[Page and application data records]
——

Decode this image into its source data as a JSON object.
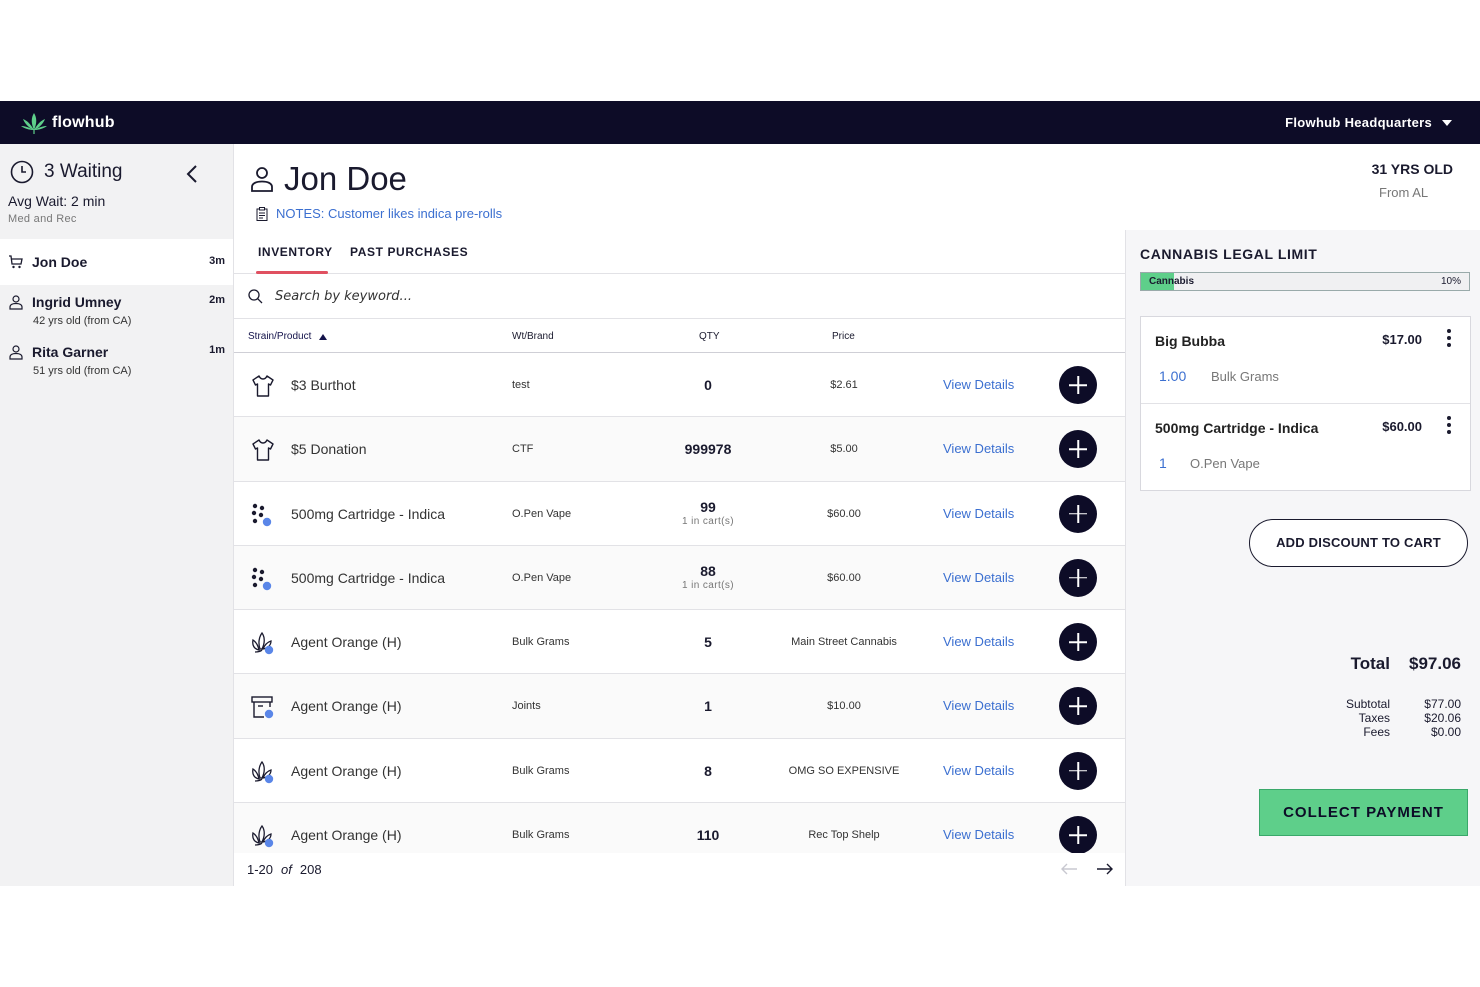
{
  "topbar": {
    "brand": "flowhub",
    "store": "Flowhub Headquarters"
  },
  "queue": {
    "waiting_count": "3 Waiting",
    "avg_wait": "Avg Wait:  2 min",
    "type": "Med and Rec",
    "customers": [
      {
        "name": "Jon Doe",
        "time": "3m",
        "sub": "",
        "icon": "cart-icon",
        "active": true
      },
      {
        "name": "Ingrid Umney",
        "time": "2m",
        "sub": "42 yrs old (from CA)",
        "icon": "person-icon",
        "active": false
      },
      {
        "name": "Rita Garner",
        "time": "1m",
        "sub": "51 yrs old (from CA)",
        "icon": "person-icon",
        "active": false
      }
    ]
  },
  "customer": {
    "name": "Jon Doe",
    "notes": "NOTES: Customer likes indica pre-rolls",
    "age": "31 YRS OLD",
    "from": "From AL"
  },
  "tabs": [
    "INVENTORY",
    "PAST PURCHASES"
  ],
  "search": {
    "placeholder": "Search by keyword..."
  },
  "table": {
    "columns": [
      "Strain/Product",
      "Wt/Brand",
      "QTY",
      "Price"
    ],
    "view_label": "View Details",
    "rows": [
      {
        "icon": "shirt-icon",
        "product": "$3 Burthot",
        "brand": "test",
        "qty": "0",
        "in_cart": "",
        "price": "$2.61"
      },
      {
        "icon": "shirt-icon",
        "product": "$5 Donation",
        "brand": "CTF",
        "qty": "999978",
        "in_cart": "",
        "price": "$5.00"
      },
      {
        "icon": "dots-cartridge-icon",
        "product": "500mg Cartridge - Indica",
        "brand": "O.Pen Vape",
        "qty": "99",
        "in_cart": "1 in cart(s)",
        "price": "$60.00"
      },
      {
        "icon": "dots-cartridge-icon",
        "product": "500mg Cartridge - Indica",
        "brand": "O.Pen Vape",
        "qty": "88",
        "in_cart": "1 in cart(s)",
        "price": "$60.00"
      },
      {
        "icon": "flower-icon",
        "product": "Agent Orange (H)",
        "brand": "Bulk Grams",
        "qty": "5",
        "in_cart": "",
        "price": "Main Street Cannabis"
      },
      {
        "icon": "box-icon",
        "product": "Agent Orange (H)",
        "brand": "Joints",
        "qty": "1",
        "in_cart": "",
        "price": "$10.00"
      },
      {
        "icon": "flower-icon",
        "product": "Agent Orange (H)",
        "brand": "Bulk Grams",
        "qty": "8",
        "in_cart": "",
        "price": "OMG SO EXPENSIVE"
      },
      {
        "icon": "flower-icon",
        "product": "Agent Orange (H)",
        "brand": "Bulk Grams",
        "qty": "110",
        "in_cart": "",
        "price": "Rec Top Shelp"
      }
    ]
  },
  "pagination": {
    "range": "1-20",
    "of": "of",
    "total": "208"
  },
  "legal_limit": {
    "title": "CANNABIS LEGAL LIMIT",
    "category": "Cannabis",
    "percent_label": "10%",
    "fraction": 0.1
  },
  "cart": {
    "items": [
      {
        "name": "Big Bubba",
        "price": "$17.00",
        "qty": "1.00",
        "unit": "Bulk Grams"
      },
      {
        "name": "500mg Cartridge - Indica",
        "price": "$60.00",
        "qty": "1",
        "unit": "O.Pen Vape"
      }
    ],
    "discount_label": "ADD DISCOUNT TO CART",
    "subtotal_label": "Subtotal",
    "subtotal": "$77.00",
    "taxes_label": "Taxes",
    "taxes": "$20.06",
    "fees_label": "Fees",
    "fees": "$0.00",
    "total_label": "Total",
    "total": "$97.06",
    "collect_label": "COLLECT PAYMENT"
  },
  "colors": {
    "nav_bg": "#0d0c27",
    "accent_blue": "#3b6fd0",
    "tab_underline": "#e05060",
    "collect_green": "#5ecf8a"
  }
}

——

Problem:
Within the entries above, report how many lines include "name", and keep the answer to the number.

Your solution:
6